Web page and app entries
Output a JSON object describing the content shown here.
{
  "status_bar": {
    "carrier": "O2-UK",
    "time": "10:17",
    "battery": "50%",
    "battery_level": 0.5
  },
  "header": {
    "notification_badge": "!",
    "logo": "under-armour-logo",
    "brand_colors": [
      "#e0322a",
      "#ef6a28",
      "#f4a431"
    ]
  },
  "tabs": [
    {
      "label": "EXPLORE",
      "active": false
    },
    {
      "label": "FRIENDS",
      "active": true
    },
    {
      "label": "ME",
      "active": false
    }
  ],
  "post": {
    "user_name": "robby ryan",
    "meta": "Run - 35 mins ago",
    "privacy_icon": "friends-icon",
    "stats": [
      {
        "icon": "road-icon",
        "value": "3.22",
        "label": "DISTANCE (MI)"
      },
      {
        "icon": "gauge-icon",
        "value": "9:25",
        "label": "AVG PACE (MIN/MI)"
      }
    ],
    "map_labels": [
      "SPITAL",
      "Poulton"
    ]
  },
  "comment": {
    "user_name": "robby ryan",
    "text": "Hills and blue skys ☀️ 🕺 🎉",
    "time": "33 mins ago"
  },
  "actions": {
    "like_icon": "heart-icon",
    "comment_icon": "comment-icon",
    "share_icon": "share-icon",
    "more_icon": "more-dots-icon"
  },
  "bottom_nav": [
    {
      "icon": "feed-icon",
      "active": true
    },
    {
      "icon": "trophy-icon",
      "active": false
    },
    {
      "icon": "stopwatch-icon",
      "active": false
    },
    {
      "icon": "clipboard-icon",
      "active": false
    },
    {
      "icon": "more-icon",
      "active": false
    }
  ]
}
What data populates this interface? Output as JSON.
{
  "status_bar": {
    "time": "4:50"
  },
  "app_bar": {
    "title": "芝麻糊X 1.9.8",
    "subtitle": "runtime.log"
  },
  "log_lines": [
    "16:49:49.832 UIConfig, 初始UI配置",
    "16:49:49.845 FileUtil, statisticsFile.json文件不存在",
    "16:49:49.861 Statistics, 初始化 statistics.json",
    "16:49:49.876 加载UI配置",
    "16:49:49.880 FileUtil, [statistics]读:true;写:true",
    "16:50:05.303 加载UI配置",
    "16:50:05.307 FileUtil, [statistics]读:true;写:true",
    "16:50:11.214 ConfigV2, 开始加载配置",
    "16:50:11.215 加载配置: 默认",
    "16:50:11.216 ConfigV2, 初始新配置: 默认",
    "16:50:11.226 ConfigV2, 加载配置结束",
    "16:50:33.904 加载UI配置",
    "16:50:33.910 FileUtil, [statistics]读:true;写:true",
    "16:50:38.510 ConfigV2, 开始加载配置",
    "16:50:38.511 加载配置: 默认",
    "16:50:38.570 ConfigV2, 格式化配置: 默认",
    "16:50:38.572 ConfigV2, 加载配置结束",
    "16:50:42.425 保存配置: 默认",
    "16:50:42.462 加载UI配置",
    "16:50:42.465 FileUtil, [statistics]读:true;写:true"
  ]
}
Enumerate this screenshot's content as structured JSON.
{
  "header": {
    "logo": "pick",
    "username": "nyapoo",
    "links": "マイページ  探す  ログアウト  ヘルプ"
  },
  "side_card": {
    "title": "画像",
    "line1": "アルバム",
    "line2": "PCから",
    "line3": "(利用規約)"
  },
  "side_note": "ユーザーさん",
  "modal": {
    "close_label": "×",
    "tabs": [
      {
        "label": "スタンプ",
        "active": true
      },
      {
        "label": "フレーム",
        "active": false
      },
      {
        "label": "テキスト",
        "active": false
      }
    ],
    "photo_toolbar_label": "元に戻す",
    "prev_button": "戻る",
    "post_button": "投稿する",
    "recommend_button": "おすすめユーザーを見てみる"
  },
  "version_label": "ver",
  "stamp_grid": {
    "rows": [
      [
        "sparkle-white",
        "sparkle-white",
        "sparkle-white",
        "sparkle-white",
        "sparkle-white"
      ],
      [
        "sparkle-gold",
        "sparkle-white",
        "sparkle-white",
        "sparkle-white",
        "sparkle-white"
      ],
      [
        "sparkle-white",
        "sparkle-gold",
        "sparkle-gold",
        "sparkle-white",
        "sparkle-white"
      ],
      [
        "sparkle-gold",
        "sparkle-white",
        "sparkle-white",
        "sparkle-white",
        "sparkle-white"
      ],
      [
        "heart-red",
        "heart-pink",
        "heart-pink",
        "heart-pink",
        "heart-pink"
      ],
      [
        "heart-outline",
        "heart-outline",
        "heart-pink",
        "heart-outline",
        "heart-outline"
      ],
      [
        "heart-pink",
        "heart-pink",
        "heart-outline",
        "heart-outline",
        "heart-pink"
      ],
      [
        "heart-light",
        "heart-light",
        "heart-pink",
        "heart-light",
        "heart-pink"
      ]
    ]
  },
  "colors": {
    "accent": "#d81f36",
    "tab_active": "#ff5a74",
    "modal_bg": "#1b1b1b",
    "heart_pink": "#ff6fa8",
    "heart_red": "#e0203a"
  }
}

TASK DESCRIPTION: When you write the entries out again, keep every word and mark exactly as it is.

FINAL ANSWER:
Output a JSON object describing the content shown here.
{
  "status_bar": {
    "carrier": "O2-UK",
    "time": "10:17",
    "battery": "50%",
    "battery_level": 0.5
  },
  "header": {
    "notification_badge": "!",
    "logo": "under-armour-logo",
    "brand_colors": [
      "#e0322a",
      "#ef6a28",
      "#f4a431"
    ]
  },
  "tabs": [
    {
      "label": "EXPLORE",
      "active": false
    },
    {
      "label": "FRIENDS",
      "active": true
    },
    {
      "label": "ME",
      "active": false
    }
  ],
  "post": {
    "user_name": "robby ryan",
    "meta": "Run - 35 mins ago",
    "privacy_icon": "friends-icon",
    "stats": [
      {
        "icon": "road-icon",
        "value": "3.22",
        "label": "DISTANCE (MI)"
      },
      {
        "icon": "gauge-icon",
        "value": "9:25",
        "label": "AVG PACE (MIN/MI)"
      }
    ],
    "map_labels": [
      "SPITAL",
      "Poulton"
    ]
  },
  "comment": {
    "user_name": "robby ryan",
    "text": "Hills and blue skys ☀️ 🕺 🎉",
    "time": "33 mins ago"
  },
  "actions": {
    "like_icon": "heart-icon",
    "comment_icon": "comment-icon",
    "share_icon": "share-icon",
    "more_icon": "more-dots-icon"
  },
  "bottom_nav": [
    {
      "icon": "feed-icon",
      "active": true
    },
    {
      "icon": "trophy-icon",
      "active": false
    },
    {
      "icon": "stopwatch-icon",
      "active": false
    },
    {
      "icon": "clipboard-icon",
      "active": false
    },
    {
      "icon": "more-icon",
      "active": false
    }
  ]
}
What data populates this interface? Output as JSON.
{
  "status_bar": {
    "time": "4:50"
  },
  "app_bar": {
    "title": "芝麻糊X 1.9.8",
    "subtitle": "runtime.log"
  },
  "log_lines": [
    "16:49:49.832 UIConfig, 初始UI配置",
    "16:49:49.845 FileUtil, statisticsFile.json文件不存在",
    "16:49:49.861 Statistics, 初始化 statistics.json",
    "16:49:49.876 加载UI配置",
    "16:49:49.880 FileUtil, [statistics]读:true;写:true",
    "16:50:05.303 加载UI配置",
    "16:50:05.307 FileUtil, [statistics]读:true;写:true",
    "16:50:11.214 ConfigV2, 开始加载配置",
    "16:50:11.215 加载配置: 默认",
    "16:50:11.216 ConfigV2, 初始新配置: 默认",
    "16:50:11.226 ConfigV2, 加载配置结束",
    "16:50:33.904 加载UI配置",
    "16:50:33.910 FileUtil, [statistics]读:true;写:true",
    "16:50:38.510 ConfigV2, 开始加载配置",
    "16:50:38.511 加载配置: 默认",
    "16:50:38.570 ConfigV2, 格式化配置: 默认",
    "16:50:38.572 ConfigV2, 加载配置结束",
    "16:50:42.425 保存配置: 默认",
    "16:50:42.462 加载UI配置",
    "16:50:42.465 FileUtil, [statistics]读:true;写:true"
  ]
}
Enumerate this screenshot's content as structured JSON.
{
  "header": {
    "logo": "pick",
    "username": "nyapoo",
    "links": "マイページ  探す  ログアウト  ヘルプ"
  },
  "side_card": {
    "title": "画像",
    "line1": "アルバム",
    "line2": "PCから",
    "line3": "(利用規約)"
  },
  "side_note": "ユーザーさん",
  "modal": {
    "close_label": "×",
    "tabs": [
      {
        "label": "スタンプ",
        "active": true
      },
      {
        "label": "フレーム",
        "active": false
      },
      {
        "label": "テキスト",
        "active": false
      }
    ],
    "photo_toolbar_label": "元に戻す",
    "prev_button": "戻る",
    "post_button": "投稿する",
    "recommend_button": "おすすめユーザーを見てみる"
  },
  "version_label": "ver",
  "stamp_grid": {
    "rows": [
      [
        "sparkle-white",
        "sparkle-white",
        "sparkle-white",
        "sparkle-white",
        "sparkle-white"
      ],
      [
        "sparkle-gold",
        "sparkle-white",
        "sparkle-white",
        "sparkle-white",
        "sparkle-white"
      ],
      [
        "sparkle-white",
        "sparkle-gold",
        "sparkle-gold",
        "sparkle-white",
        "sparkle-white"
      ],
      [
        "sparkle-gold",
        "sparkle-white",
        "sparkle-white",
        "sparkle-white",
        "sparkle-white"
      ],
      [
        "heart-red",
        "heart-pink",
        "heart-pink",
        "heart-pink",
        "heart-pink"
      ],
      [
        "heart-outline",
        "heart-outline",
        "heart-pink",
        "heart-outline",
        "heart-outline"
      ],
      [
        "heart-pink",
        "heart-pink",
        "heart-outline",
        "heart-outline",
        "heart-pink"
      ],
      [
        "heart-light",
        "heart-light",
        "heart-pink",
        "heart-light",
        "heart-pink"
      ]
    ]
  },
  "colors": {
    "accent": "#d81f36",
    "tab_active": "#ff5a74",
    "modal_bg": "#1b1b1b",
    "heart_pink": "#ff6fa8",
    "heart_red": "#e0203a"
  }
}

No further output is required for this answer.